Created by Leslie Marshall.
African American History:
Analyzing Point of View of Slave Trade
- Students use materials drawn from the diversity of human experience to analyze and interpret significant events, patterns and themes in the history of Ohio, the United States and the world.
- Explain causes of the Civil War with emphasis on Slavery;
- Social Studies Skills and Methods: differentiate between primary and secondary sources.
Primary Sources used:
Africans on A Slave Ship Engraving from OHS, Image Number: TAH0863
Slave Ship Brooks Engraving from Thomas Clarkson (1808) The History of the Rise, Progress & Accomplishment of the Abolition of the African slave-trade by the British Parliament. OHS Archives/Library. Collection Number: V 326.1 C 561 h 1808 v. 2; Image Number: TAH0855.

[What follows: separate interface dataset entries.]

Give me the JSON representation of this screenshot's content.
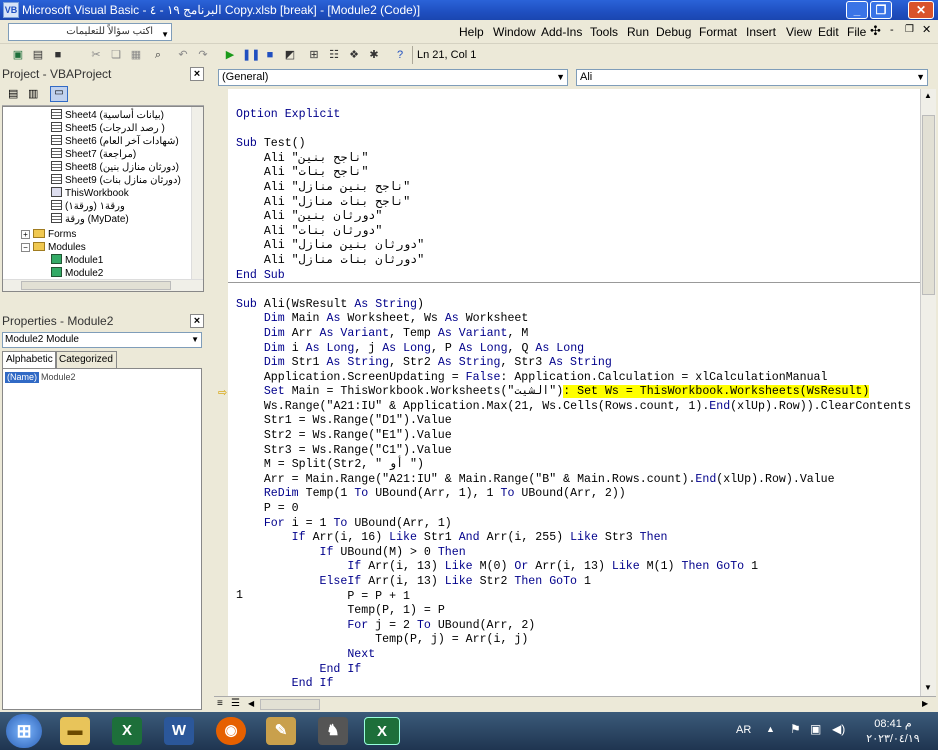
{
  "window": {
    "title": "Microsoft Visual Basic - البرنامج ١٩ - ٤ Copy.xlsb [break] - [Module2 (Code)]",
    "icon": "vba-app-icon"
  },
  "controls": {
    "minimize": "_",
    "restore": "❐",
    "close": "✕"
  },
  "ask": {
    "text": "اكتب سؤالاً للتعليمات"
  },
  "menus": [
    "Help",
    "Window",
    "Add-Ins",
    "Tools",
    "Run",
    "Debug",
    "Format",
    "Insert",
    "View",
    "Edit",
    "File"
  ],
  "toolbar": {
    "position": "Ln 21, Col 1"
  },
  "project": {
    "title": "Project - VBAProject",
    "items": [
      {
        "label": "Sheet4 (بيانات أساسية)",
        "type": "sheet"
      },
      {
        "label": "Sheet5 (رصد الدرجات )",
        "type": "sheet"
      },
      {
        "label": "Sheet6 (شهادات آخر العام)",
        "type": "sheet"
      },
      {
        "label": "Sheet7 (مراجعة)",
        "type": "sheet"
      },
      {
        "label": "Sheet8 (دورثان منازل بنين)",
        "type": "sheet"
      },
      {
        "label": "Sheet9 (دورثان منازل بنات)",
        "type": "sheet"
      },
      {
        "label": "ThisWorkbook",
        "type": "workbook"
      },
      {
        "label": "ورقة١ (ورقة١)",
        "type": "sheet"
      },
      {
        "label": "ورقة (MyDate)",
        "type": "sheet"
      },
      {
        "label": "Forms",
        "type": "folder"
      },
      {
        "label": "Modules",
        "type": "folder"
      },
      {
        "label": "Module1",
        "type": "module"
      },
      {
        "label": "Module2",
        "type": "module"
      }
    ]
  },
  "properties": {
    "title": "Properties - Module2",
    "object": "Module2 Module",
    "tabs": [
      "Alphabetic",
      "Categorized"
    ],
    "name_key": "(Name)",
    "name_value": "Module2"
  },
  "code": {
    "object_combo": "(General)",
    "proc_combo": "Ali",
    "break_line": "1",
    "lines": [
      "Option Explicit",
      "",
      "Sub Test()",
      "    Ali \"ناجح بنين\"",
      "    Ali \"ناجح بنات\"",
      "    Ali \"ناجح بنين منازل\"",
      "    Ali \"ناجح بنات منازل\"",
      "    Ali \"دورثان بنين\"",
      "    Ali \"دورثان بنات\"",
      "    Ali \"دورثان بنين منازل\"",
      "    Ali \"دورثان بنات منازل\"",
      "End Sub",
      "",
      "Sub Ali(WsResult As String)",
      "    Dim Main As Worksheet, Ws As Worksheet",
      "    Dim Arr As Variant, Temp As Variant, M",
      "    Dim i As Long, j As Long, P As Long, Q As Long",
      "    Dim Str1 As String, Str2 As String, Str3 As String",
      "    Application.ScreenUpdating = False: Application.Calculation = xlCalculationManual",
      "    Set Main = ThisWorkbook.Worksheets(\"الشيت\")",
      "    Ws.Range(\"A21:IU\" & Application.Max(21, Ws.Cells(Rows.count, 1).End(xlUp).Row)).ClearContents",
      "    Str1 = Ws.Range(\"D1\").Value",
      "    Str2 = Ws.Range(\"E1\").Value",
      "    Str3 = Ws.Range(\"C1\").Value",
      "    M = Split(Str2, \" أو \")",
      "    Arr = Main.Range(\"A21:IU\" & Main.Range(\"B\" & Main.Rows.count).End(xlUp).Row).Value",
      "    ReDim Temp(1 To UBound(Arr, 1), 1 To UBound(Arr, 2))",
      "    P = 0",
      "    For i = 1 To UBound(Arr, 1)",
      "        If Arr(i, 16) Like Str1 And Arr(i, 255) Like Str3 Then",
      "            If UBound(M) > 0 Then",
      "                If Arr(i, 13) Like M(0) Or Arr(i, 13) Like M(1) Then GoTo 1",
      "            ElseIf Arr(i, 13) Like Str2 Then GoTo 1",
      "                P = P + 1",
      "                Temp(P, 1) = P",
      "                For j = 2 To UBound(Arr, 2)",
      "                    Temp(P, j) = Arr(i, j)",
      "                Next",
      "            End If",
      "        End If"
    ],
    "highlight": ": Set Ws = ThisWorkbook.Worksheets(WsResult)"
  },
  "taskbar": {
    "lang": "AR",
    "time": "08:41 م",
    "date": "٢٠٢٣/٠٤/١٩"
  }
}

Summary of lesson:
This lesson will provide students with two prints to analyze for similarities and differences, as well as to get them thinking about the point of view that each picture might be from and how they can tell.
Instructional steps to implement the lesson:
a. List objective and the question of the day on the projector: Question of the Day: If you were a slave trader, how would you “sell” your “product” to someone who hadn’t bought a slave before?
b. Pass out two image analysis worksheets per student. Pair students up based on ability – high to medium and medium to low. Distribute one copy of “Slave Ship Brooks” print to the high/medium pairs; Pass out “Africans on A Slave Ship” to medium/low pairs.
c. Ask students to work together on one print at a time – using the image analysis worksheet to really look closely at the prints. Students should use white paper to make the “quadrant” to look at each section of prints.
d. When students finish analyzing and filling out both worksheets, place each print (one at a time) under document reader and walk class through discussion. Students should be able to point out people, objects of importance, activities, as well as make comparisons and contrasts between the two photos each pair had.
e. Using the spiral questions, we should be able to have a good foundation of differences and similarities that are shown in each picture. (boats, people – major characters, minor characters, background, body positions, clothing, etc.)
f. Students will then answer the Spiral Questions about their picture.
Students should realize how awful the conditions were for slaves who had to travel in boats. They should be able to see slaves as “people” like themselves – who shouldn’t have been treated the way they were. They should be able to see how engravings like this would influence certain groups of people.